This is from 1972. Being KIXI, without much jock chatter, it is ads and brief newscasts by well-known voices
1. is Rudy Perez….this had to be about the most played ad every morning during the news. Rudy worked approx 10-2 airshift
3. Steve Schilling, afternoon to evening guy, who had been at KBRO pre-KIXI
4. Ken Stuart, news director. Worked AM drive through about noonish M-F
[Audio courtesy of Steven Smith]
The voice before Ken Stuart may be Bob Liddle. Or it might be Rudy. I am not sure. Foggy memories. But every weekday Stuart did the news in the AM hours. And Liddle was the morning jock…if you could really call him that. Basically, they had Igm automation and they rolled tapes. Then the announcers would get the music legend and when in the mood they would read off the names of songs. It could be Liddle in the morning. Perez midday or Schilling late afternoon to evening.
There’s a new name for KRKO 1380 Everett. The station is one of the oldest broadcast facilities in the state. The new name is KBAE, Kay Bae, which the owners hope will be pronounced K-BAY. Dean Smith might be remembered best for his daily exposure as news anchor in 1969 to 1970 when KIXI AM and FM had a News 90 format in morning drive time. Or regrettably he might be remembered for dressing as a Sasquatch for TV commercials promoting the KIXI Lite format. Wally Nelskog apparently concerned with low ratings for a KIXI FM sacked Bill Norton, program director and announcer, and introduced a syndicated music service which would return the station’s format closer to the Contemporary soft rock of KIXI Lite again. Jim Hawkins KIXI AM station manager and local sales manager, has been named manager of both KIXI AM and FM and general sales manager.
June 23, 1974
The phone rang. It was Lan Roberts with a surprise message:
“I just wanted to say goodbye,” he said. Lan holds the honor for the most heavily promoted one day show in Seattle. Just as he transferred to mornings on KISW a wave of reevaluation and family crisis engulfing. KISW has granted him a with pay “compensatory vacation for 12 years of service” on KJR radio.
“I do need to get away,” Robert said. “I want to find out what it is that’s calling me and where I am going.
“I sold my airplane, but I couldn’t part with my parachute,” Lan said as he announced plans to visit relatives in New Orleans and Texas that he hasn’t seen for years.
“You know, I know a lot of people who say they’re going to build a boat in the basement and someday sail to a South Sea island.

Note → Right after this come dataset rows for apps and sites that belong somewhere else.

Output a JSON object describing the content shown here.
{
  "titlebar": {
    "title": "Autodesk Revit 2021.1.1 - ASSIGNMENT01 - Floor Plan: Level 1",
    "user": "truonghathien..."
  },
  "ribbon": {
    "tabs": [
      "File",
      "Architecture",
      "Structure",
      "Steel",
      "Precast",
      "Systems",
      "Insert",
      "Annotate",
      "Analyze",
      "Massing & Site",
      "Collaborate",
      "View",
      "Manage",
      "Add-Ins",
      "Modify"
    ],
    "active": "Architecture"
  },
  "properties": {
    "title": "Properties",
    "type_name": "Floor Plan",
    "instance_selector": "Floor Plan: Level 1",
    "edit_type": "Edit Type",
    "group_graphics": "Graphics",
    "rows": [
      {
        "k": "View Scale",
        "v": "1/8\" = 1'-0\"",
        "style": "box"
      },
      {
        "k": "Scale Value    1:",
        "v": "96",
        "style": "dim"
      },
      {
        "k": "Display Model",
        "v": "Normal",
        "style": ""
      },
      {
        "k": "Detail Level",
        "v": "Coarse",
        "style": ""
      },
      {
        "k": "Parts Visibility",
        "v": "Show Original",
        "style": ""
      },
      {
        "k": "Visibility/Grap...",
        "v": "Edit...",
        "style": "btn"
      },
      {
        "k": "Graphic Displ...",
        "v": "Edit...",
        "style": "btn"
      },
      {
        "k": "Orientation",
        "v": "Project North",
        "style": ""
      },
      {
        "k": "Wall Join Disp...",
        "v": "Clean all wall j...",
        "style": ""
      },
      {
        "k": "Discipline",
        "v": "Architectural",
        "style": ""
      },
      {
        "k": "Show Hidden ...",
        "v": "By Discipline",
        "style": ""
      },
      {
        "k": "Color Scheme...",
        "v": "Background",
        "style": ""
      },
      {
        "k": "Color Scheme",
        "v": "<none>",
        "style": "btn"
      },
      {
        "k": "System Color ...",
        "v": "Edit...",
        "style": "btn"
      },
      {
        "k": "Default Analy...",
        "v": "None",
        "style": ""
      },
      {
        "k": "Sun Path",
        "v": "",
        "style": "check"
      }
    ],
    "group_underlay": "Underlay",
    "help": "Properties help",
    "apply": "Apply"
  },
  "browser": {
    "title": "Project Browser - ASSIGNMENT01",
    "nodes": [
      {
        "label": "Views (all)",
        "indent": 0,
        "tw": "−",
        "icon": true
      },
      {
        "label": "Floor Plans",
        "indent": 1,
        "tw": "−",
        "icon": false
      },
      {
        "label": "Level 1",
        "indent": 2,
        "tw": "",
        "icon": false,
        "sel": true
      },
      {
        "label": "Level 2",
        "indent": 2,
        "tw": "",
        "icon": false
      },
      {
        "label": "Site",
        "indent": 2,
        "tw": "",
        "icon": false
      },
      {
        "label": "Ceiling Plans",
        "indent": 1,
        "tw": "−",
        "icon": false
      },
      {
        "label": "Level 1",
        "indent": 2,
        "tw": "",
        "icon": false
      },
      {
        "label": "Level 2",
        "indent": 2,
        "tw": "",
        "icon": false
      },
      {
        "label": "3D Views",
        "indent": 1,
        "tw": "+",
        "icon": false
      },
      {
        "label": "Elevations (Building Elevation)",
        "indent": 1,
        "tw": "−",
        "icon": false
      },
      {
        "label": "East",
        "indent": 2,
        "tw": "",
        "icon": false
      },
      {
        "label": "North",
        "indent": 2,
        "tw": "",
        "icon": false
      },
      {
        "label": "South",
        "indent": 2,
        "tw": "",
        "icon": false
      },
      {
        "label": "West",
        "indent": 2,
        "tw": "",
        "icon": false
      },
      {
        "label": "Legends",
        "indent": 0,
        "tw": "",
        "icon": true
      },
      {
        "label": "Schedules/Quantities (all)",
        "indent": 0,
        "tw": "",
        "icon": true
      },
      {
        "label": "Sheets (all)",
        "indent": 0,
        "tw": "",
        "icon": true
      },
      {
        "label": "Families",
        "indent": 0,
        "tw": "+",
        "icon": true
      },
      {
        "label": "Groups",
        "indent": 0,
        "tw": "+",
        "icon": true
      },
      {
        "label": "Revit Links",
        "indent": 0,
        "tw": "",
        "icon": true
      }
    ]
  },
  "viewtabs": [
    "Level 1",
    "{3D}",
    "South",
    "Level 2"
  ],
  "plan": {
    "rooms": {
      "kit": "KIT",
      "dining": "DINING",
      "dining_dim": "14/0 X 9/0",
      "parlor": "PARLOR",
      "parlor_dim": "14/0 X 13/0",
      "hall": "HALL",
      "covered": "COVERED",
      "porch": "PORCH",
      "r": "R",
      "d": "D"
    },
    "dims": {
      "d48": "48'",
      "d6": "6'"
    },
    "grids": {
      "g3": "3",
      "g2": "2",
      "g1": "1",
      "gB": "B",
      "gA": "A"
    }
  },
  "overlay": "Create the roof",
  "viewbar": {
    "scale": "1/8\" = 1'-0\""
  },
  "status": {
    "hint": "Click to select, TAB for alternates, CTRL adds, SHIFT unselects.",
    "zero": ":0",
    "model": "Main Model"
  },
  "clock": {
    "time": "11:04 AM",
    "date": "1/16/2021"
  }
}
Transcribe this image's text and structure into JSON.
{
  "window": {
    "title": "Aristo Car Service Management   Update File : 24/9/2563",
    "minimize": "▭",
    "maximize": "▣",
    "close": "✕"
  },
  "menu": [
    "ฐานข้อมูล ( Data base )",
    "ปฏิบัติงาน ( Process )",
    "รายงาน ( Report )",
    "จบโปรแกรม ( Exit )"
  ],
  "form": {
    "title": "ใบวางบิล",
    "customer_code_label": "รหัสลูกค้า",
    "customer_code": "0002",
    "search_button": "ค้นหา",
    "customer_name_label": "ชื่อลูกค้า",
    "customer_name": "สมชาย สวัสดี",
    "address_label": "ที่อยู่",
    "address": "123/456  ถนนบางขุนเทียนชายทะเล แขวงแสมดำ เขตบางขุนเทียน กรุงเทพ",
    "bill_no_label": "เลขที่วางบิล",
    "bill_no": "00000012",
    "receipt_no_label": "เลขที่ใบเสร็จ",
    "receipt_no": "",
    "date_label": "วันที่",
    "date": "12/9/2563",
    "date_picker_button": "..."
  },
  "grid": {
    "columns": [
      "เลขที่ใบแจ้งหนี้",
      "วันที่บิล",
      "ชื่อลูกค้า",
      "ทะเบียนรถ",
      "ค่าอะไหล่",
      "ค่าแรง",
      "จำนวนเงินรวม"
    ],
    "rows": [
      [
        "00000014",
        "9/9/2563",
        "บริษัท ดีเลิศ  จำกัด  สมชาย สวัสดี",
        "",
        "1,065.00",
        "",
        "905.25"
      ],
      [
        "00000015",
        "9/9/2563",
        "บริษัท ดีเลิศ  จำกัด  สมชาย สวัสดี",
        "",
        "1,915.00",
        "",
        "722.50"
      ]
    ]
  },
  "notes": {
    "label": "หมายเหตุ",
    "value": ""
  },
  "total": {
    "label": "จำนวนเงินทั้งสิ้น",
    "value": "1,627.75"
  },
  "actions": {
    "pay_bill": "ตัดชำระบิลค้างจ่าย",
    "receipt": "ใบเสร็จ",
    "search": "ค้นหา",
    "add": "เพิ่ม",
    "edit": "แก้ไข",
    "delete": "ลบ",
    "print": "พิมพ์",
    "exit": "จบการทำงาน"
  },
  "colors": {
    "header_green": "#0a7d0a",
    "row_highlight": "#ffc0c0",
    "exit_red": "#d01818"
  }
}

“That’s one of the things I’m going to do.” He said it as if island life suited him, he might never return. “I just hope I don’t get seasick,” he said.
No competition . . .
KIRO AM has informed its sales representatives in New York and other cities that the station has “no competition” in Seattle as it changes from a music and personality station to a news station.
The obfuscation may be clear to New Yorkers than it is to KTW, KIXI and KOMO listeners, but as KIRO sees it, there are three distinct “news formats.”
“There is news music, news talk and all-news, Phil Syrdal, sales manager, explained.
“In 20 cities out of 21 markets, Newsradio is number 1…or number 2… or number, 1 and, 2, or-like Los Angeles-number 1, 2 and 3,” Syrdal said. “Every city, but Seattle.”
Jack Adamson, station manager, said the station had acquired the services of Norm Woodruff, California news consultant.
Wolfman Jack was on the telephone last week to explain that his agreement with NBC radio precludes a station affiliate, or not, from carrying his voice against his own syndication efforts. Thus, KING AM is not at liberty to carry NBC radio rock concerts with the Wolfman voice as long as KJR is carrying the Saturday Wolfman Jack show.
Wolfman said he was taking a few days off (“to be with my wife, you know,”), but was eager to greet folks in Seattle. Earlier this month, he was confined to a mechanically troubled airliner and missed a scheduled appearance at KJR’s Marathon Dance contest.
“I’m going to get to Seattle, someday,” Wolfman rasped.